Early childhood literacy a USD 431 focus
Earlier in March, USD 431 distributed United Way of Central Kansas literacy kits for the first time, Executive Director Julie Bugner-Smith said. The excitement preschoolers showed when they found a copy of “Curious George Goes to School” in their monkey-shaped backpacks makes her confident the kids will get a lot of enjoyment from the once-a-month new book experience. The kids were especially happy when they learned that they got to keep the books.
“When you go to the library, you can check out books, but these ones you get to keep,” she said.
Sign-up for Imagination Library books will take place only at the library, rather than online, so families will become more aware of that resource that is also available them.
Early childhood literacy is a priority for USD 431, Superintendent Bill Lowry said. That is one reason the district offers preschool for 3- and 4-year-olds. In most communities, that is something offered only to at-risk children, but in Hoisington it is available regardless of the family’s income. It is something the district writes into its annual budget because the community values it.
“Early childhood, in my opinion, is the best money you can pay to ensure kids succeed later in life,” he said. “If they can learn to read, things go a lot better for the students and their success rates are higher.”
HOISINGTON — Hoisington residents are encouraging children to pick up books at an early age — even before they are able to read. The Dolly Parton Imagination Library is coming to town as a United Way of Central Kansas program, and USD 431 will hold a read-a-thon to raise money for the initiative, Superintendent Bill Lowry said.
The school district hosted a Hoisington Chamber of Commerce coffee last Thursday to kick off the program.
The read-a-thon for children in preschool through fourth grade starts March 27 and will last two weeks. Children can log time they spend reading or being read to by their parents.

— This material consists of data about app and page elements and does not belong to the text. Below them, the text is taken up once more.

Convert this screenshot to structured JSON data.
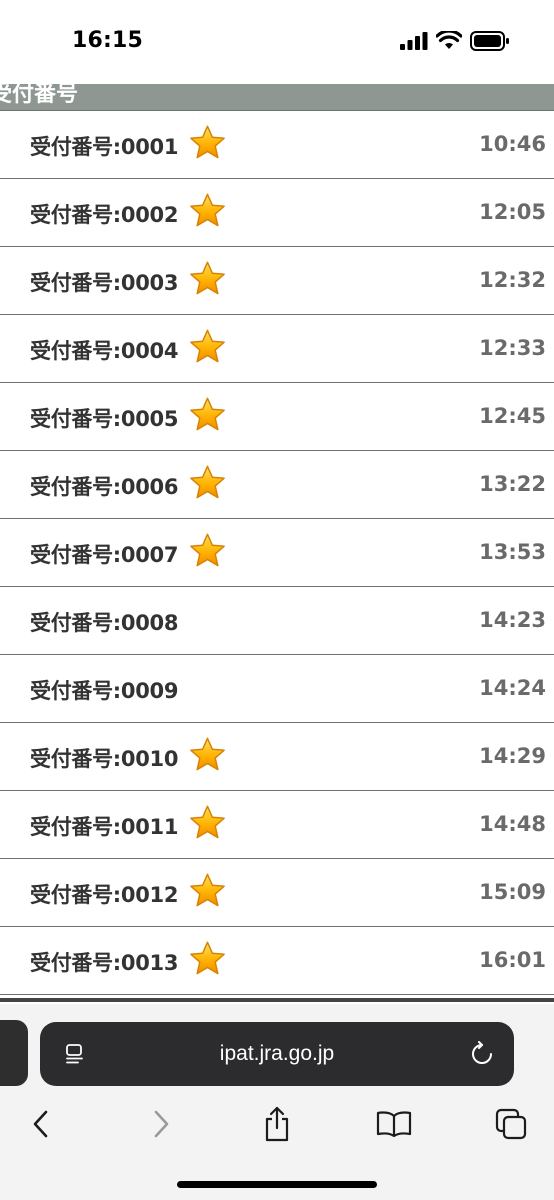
{
  "status_bar": {
    "time": "16:15"
  },
  "section_header": {
    "title": "受付番号"
  },
  "receipts": [
    {
      "label": "受付番号:0001",
      "time": "10:46",
      "starred": true
    },
    {
      "label": "受付番号:0002",
      "time": "12:05",
      "starred": true
    },
    {
      "label": "受付番号:0003",
      "time": "12:32",
      "starred": true
    },
    {
      "label": "受付番号:0004",
      "time": "12:33",
      "starred": true
    },
    {
      "label": "受付番号:0005",
      "time": "12:45",
      "starred": true
    },
    {
      "label": "受付番号:0006",
      "time": "13:22",
      "starred": true
    },
    {
      "label": "受付番号:0007",
      "time": "13:53",
      "starred": true
    },
    {
      "label": "受付番号:0008",
      "time": "14:23",
      "starred": false
    },
    {
      "label": "受付番号:0009",
      "time": "14:24",
      "starred": false
    },
    {
      "label": "受付番号:0010",
      "time": "14:29",
      "starred": true
    },
    {
      "label": "受付番号:0011",
      "time": "14:48",
      "starred": true
    },
    {
      "label": "受付番号:0012",
      "time": "15:09",
      "starred": true
    },
    {
      "label": "受付番号:0013",
      "time": "16:01",
      "starred": true
    }
  ],
  "browser": {
    "url": "ipat.jra.go.jp",
    "toolbar_icons": [
      "back-icon",
      "forward-icon",
      "share-icon",
      "bookmarks-icon",
      "tabs-icon"
    ]
  },
  "colors": {
    "header_bg": "#8e9792",
    "star": "#f5a800",
    "time_text": "#6a6a6a",
    "label_text": "#333333"
  }
}
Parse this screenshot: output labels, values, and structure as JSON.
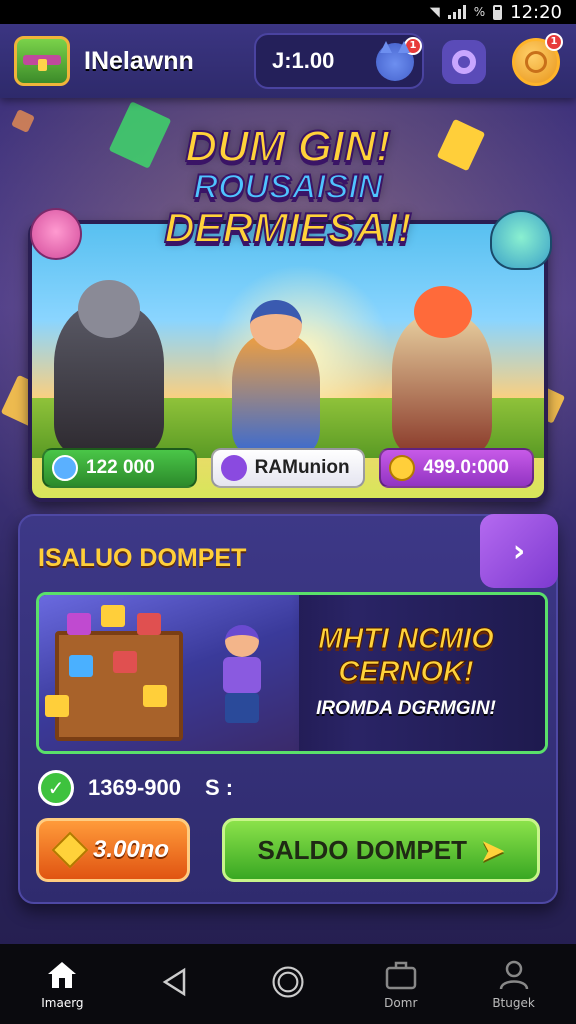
{
  "status_bar": {
    "time": "12:20",
    "battery_percent": "%"
  },
  "header": {
    "username": "INelawnn",
    "balance": "J:1.00",
    "cat_badge": "1",
    "coin_badge": "1"
  },
  "banner": {
    "title_line1": "DUM GIN!",
    "title_line2": "ROUSAISIN",
    "title_line3": "DERMIESAI!",
    "stats": [
      {
        "value": "122 000"
      },
      {
        "value": "RAMunion"
      },
      {
        "value": "499.0:000"
      }
    ]
  },
  "wallet": {
    "title": "ISALUO DOMPET",
    "promo_line1": "MHTI NCMIO",
    "promo_line2": "CERNOK!",
    "promo_line3": "IROMDA DGRMGIN!",
    "balance_value": "1369-900",
    "balance_unit": "S :",
    "orange_button": "3.00no",
    "green_button": "SALDO DOMPET"
  },
  "bottom_nav": [
    {
      "label": "Imaerg",
      "icon": "home-icon"
    },
    {
      "label": "",
      "icon": "back-icon"
    },
    {
      "label": "",
      "icon": "home-circle-icon"
    },
    {
      "label": "Domr",
      "icon": "briefcase-icon"
    },
    {
      "label": "Btugek",
      "icon": "profile-icon"
    }
  ],
  "colors": {
    "accent_gold": "#ffd23a",
    "accent_green": "#39a823",
    "accent_orange": "#e05412",
    "panel": "#2f2b6e"
  }
}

Each student has a website which parents can activate through the USD 431 website. The families can reach out through social media to friends and family to raise funds to bring the Dolly Parton Imagination Library to Hoisington. Cash or check donations can be dropped off at the USD 431 District Office, and Lowry will ensure the student is credited with the donation.
If the community is successful in bringing the Dolly Parton Imagination Library to town, all children from birth to 5 years old who reside in the Hoisington zip code (67544) will be eligible to go to the Hoisington Public Library and register for the program. Children will receive one age-appropriate book per month at no cost to the family.

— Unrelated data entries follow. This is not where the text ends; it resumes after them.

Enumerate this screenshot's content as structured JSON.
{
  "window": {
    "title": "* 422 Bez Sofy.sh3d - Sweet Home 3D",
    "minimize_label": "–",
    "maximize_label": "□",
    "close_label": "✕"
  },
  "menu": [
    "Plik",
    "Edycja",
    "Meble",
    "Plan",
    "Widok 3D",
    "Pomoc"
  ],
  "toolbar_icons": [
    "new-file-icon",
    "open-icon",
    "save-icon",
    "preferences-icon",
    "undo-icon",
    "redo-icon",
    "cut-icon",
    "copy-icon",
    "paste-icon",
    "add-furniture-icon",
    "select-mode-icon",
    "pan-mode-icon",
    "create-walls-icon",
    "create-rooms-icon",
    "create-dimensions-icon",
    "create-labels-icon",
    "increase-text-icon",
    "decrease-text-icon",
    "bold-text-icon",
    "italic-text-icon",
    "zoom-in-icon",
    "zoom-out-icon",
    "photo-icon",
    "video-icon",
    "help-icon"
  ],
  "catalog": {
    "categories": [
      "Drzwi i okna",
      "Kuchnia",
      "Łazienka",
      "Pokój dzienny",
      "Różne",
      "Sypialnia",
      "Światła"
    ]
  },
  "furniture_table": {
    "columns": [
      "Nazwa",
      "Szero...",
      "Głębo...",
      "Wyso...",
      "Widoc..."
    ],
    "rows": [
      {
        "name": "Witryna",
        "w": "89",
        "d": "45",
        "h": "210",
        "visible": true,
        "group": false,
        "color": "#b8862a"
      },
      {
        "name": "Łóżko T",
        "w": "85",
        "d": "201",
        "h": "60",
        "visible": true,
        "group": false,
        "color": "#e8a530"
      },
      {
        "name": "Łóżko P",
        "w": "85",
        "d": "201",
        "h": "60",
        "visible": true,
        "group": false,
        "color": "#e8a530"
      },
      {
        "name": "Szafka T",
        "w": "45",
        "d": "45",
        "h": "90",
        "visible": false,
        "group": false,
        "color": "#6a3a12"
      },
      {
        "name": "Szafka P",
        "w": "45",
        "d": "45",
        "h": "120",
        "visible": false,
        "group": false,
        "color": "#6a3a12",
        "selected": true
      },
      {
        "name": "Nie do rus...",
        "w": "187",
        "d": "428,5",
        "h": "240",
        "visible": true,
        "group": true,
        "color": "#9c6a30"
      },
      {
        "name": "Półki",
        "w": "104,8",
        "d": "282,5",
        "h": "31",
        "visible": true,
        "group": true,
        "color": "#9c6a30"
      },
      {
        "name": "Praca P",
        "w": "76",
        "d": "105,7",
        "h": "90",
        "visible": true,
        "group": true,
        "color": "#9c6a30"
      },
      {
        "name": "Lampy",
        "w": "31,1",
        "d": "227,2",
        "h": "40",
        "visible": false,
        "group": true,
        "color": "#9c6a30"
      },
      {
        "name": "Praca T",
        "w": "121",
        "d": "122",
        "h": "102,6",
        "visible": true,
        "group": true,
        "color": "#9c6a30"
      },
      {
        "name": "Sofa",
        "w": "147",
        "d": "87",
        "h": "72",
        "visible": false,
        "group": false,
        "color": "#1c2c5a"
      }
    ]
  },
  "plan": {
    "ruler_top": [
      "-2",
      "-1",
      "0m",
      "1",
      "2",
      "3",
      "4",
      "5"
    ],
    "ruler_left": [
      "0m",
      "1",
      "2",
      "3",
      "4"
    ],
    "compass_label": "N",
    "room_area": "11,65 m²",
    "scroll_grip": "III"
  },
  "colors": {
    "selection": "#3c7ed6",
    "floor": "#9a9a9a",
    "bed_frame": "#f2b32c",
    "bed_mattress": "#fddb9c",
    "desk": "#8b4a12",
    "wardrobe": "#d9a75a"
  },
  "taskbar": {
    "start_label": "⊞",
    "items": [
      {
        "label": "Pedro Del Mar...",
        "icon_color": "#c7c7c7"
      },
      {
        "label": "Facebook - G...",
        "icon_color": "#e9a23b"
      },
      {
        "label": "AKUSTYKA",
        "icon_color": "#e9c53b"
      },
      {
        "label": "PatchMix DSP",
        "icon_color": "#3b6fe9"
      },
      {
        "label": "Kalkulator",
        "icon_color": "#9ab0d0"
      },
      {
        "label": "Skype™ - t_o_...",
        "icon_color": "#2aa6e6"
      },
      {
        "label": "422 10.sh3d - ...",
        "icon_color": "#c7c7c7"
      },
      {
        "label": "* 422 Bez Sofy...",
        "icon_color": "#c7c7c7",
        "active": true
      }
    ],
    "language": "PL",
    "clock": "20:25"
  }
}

UWCK Executive Director Julie Bugner-Smith said Ellinwood and Larned already participate in the program, with about 150 children receiving books each month. She urged community members to support kids participating in the read-a-thon. All funds raised will go directly to the Dolly Parton Imagination Library initiative.

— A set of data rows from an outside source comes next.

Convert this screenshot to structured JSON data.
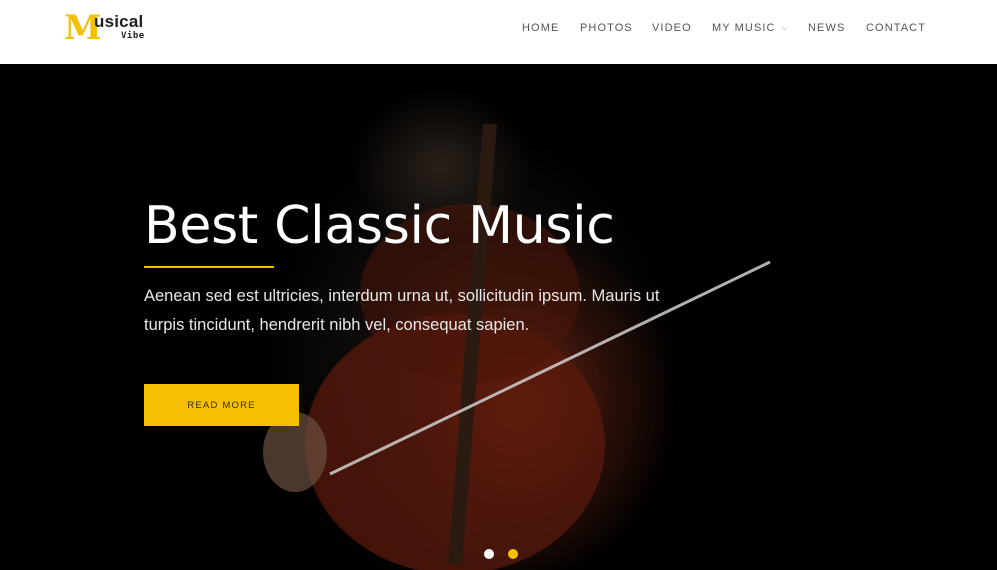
{
  "brand": {
    "logo_initial": "M",
    "logo_top": "usical",
    "logo_bottom": "Vibe"
  },
  "nav": {
    "items": [
      {
        "label": "HOME"
      },
      {
        "label": "PHOTOS"
      },
      {
        "label": "VIDEO"
      },
      {
        "label": "MY MUSIC",
        "has_dropdown": true
      },
      {
        "label": "NEWS"
      },
      {
        "label": "CONTACT"
      }
    ],
    "dropdown_icon": "chevron-down-icon"
  },
  "hero": {
    "title": "Best Classic Music",
    "description": "Aenean sed est ultricies, interdum urna ut, sollicitudin ipsum. Mauris ut turpis tincidunt, hendrerit nibh vel, consequat sapien.",
    "button_label": "READ MORE",
    "slides": {
      "count": 2,
      "active": 1
    }
  },
  "colors": {
    "accent": "#f5c000",
    "header_bg": "#ffffff",
    "hero_bg": "#000000",
    "active_dot": "#ffffff"
  }
}
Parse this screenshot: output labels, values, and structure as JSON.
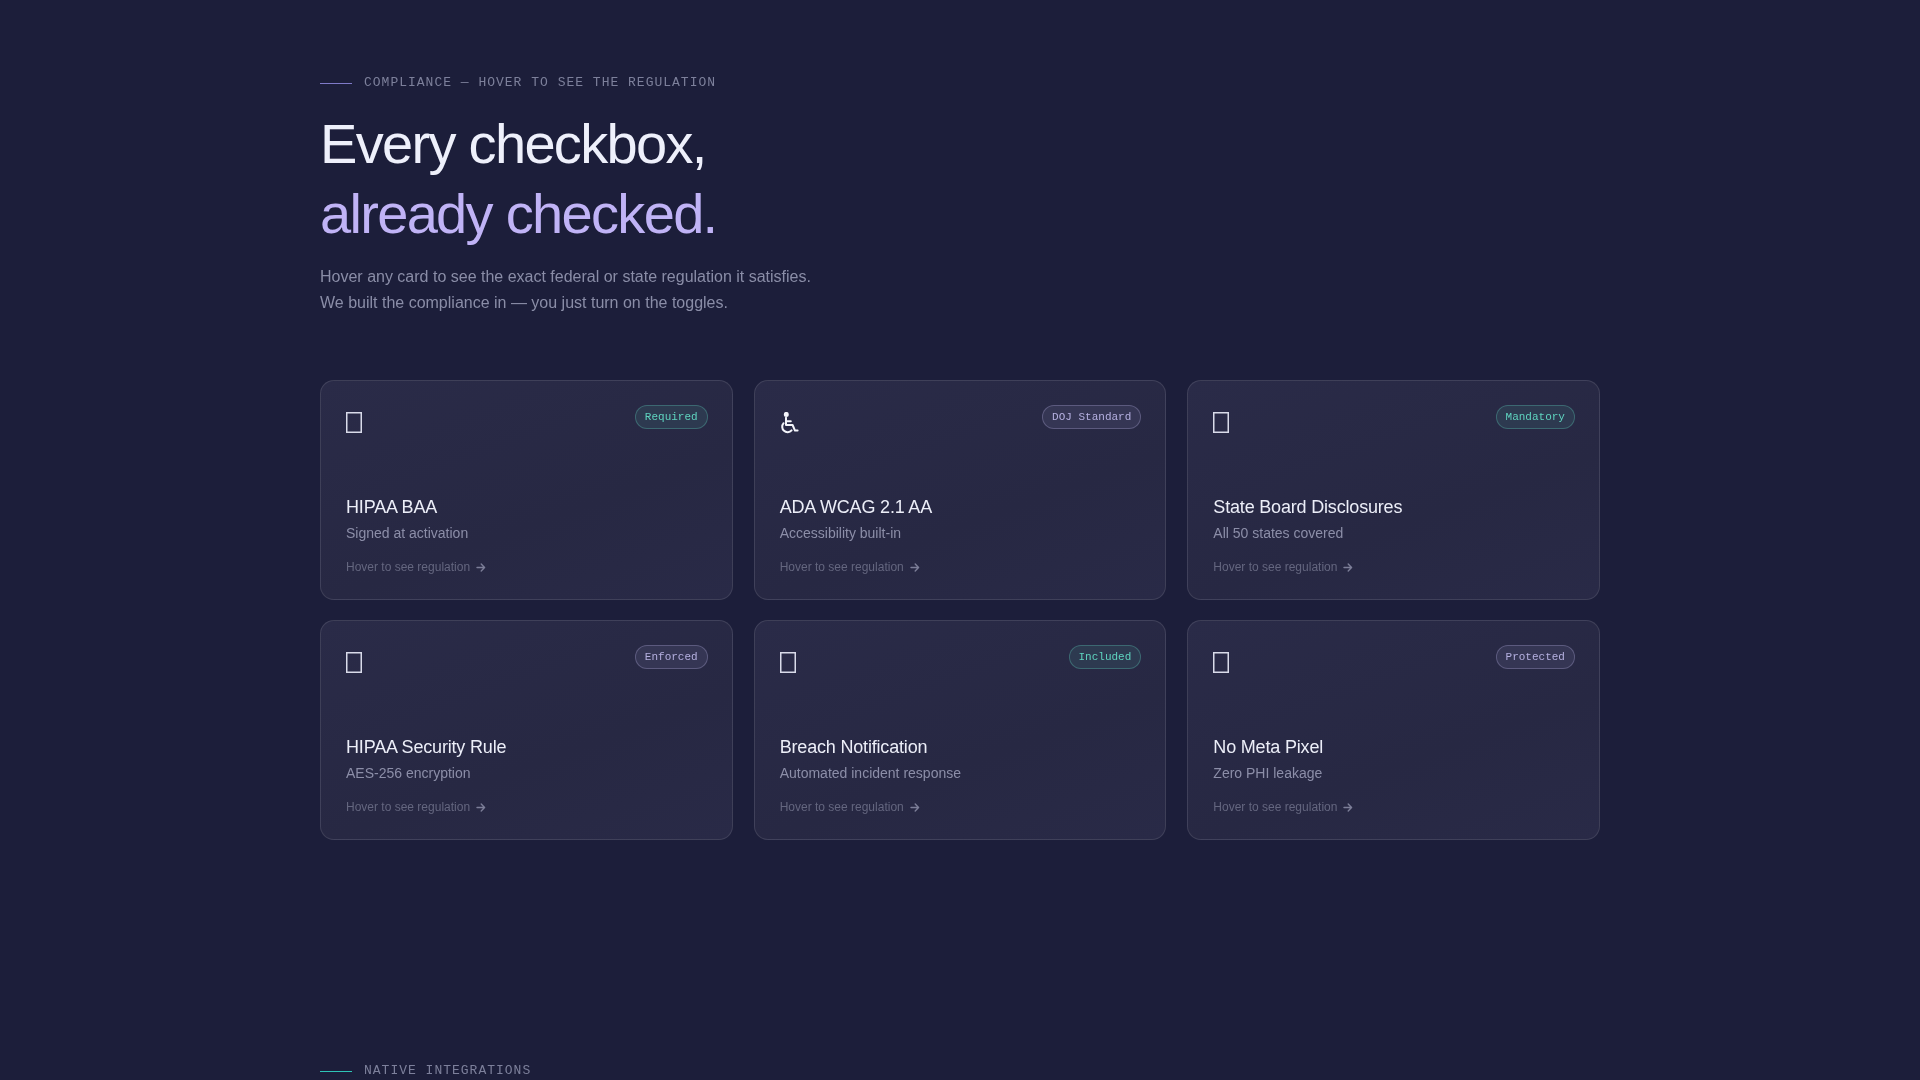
{
  "header": {
    "eyebrow": "COMPLIANCE — HOVER TO SEE THE REGULATION",
    "title": "Every checkbox,",
    "title_highlight": "already checked.",
    "description": [
      "Hover any card to see the exact federal or state regulation it satisfies.",
      "We built the compliance in — you just turn on the toggles."
    ]
  },
  "cards": [
    {
      "kind": "standard",
      "title": "HIPAA BAA",
      "subtitle": "Signed at activation",
      "badge": {
        "text": "Required",
        "color": "#5fd4bf"
      },
      "hint": "Hover to see regulation"
    },
    {
      "kind": "accessibility",
      "title": "ADA WCAG 2.1 AA",
      "subtitle": "Accessibility built-in",
      "badge": {
        "text": "DOJ Standard",
        "color": "#b5b0e0"
      },
      "hint": "Hover to see regulation"
    },
    {
      "kind": "standard",
      "title": "State Board Disclosures",
      "subtitle": "All 50 states covered",
      "badge": {
        "text": "Mandatory",
        "color": "#5fd4bf"
      },
      "hint": "Hover to see regulation"
    },
    {
      "kind": "standard",
      "title": "HIPAA Security Rule",
      "subtitle": "AES-256 encryption",
      "badge": {
        "text": "Enforced",
        "color": "#b5b0e0"
      },
      "hint": "Hover to see regulation"
    },
    {
      "kind": "standard",
      "title": "Breach Notification",
      "subtitle": "Automated incident response",
      "badge": {
        "text": "Included",
        "color": "#5fd4bf"
      },
      "hint": "Hover to see regulation"
    },
    {
      "kind": "standard",
      "title": "No Meta Pixel",
      "subtitle": "Zero PHI leakage",
      "badge": {
        "text": "Protected",
        "color": "#b5b0e0"
      },
      "hint": "Hover to see regulation"
    }
  ],
  "next_section": {
    "eyebrow": "NATIVE INTEGRATIONS"
  }
}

“It’s very important to encourage reading at an early age,” she said. “Kids become better students, and that’s better for the community overall.”
Dewey shares family experience
Jacqueline Dewey signed her son Jonathan up for the program at the Ellinwood Library when he was 2. She showed some of the books they’ve received.
“It’s always hard for me to choose which books off our shelf from the Dolly Parton Imagination Library that I want to bring because they are all so good,” she said. They can be read “for fun,” but she also finds many of them are good for teaching numbers, letters, and life lessons and manners for preschoolers.
Each of the Dolly Parton books has a flap with suggestions for ways parents can engage their children as they read together. As a substitute teacher, Dewey said she can speak to the importance of this type of engagement with young readers. “I love these flaps because they give me extra ideas on how to read with Jonathan.”
The Dolly Parton Imagination Library costs United Way about $30 a year for each child, Smith said. UWCK would like to raise enough money to fund the first two years of the program in Hoisington in order to ensure it is sustainable. All of the funds remain in the community because if the family moves out of the zip code, they must register in their new community if it has the program available.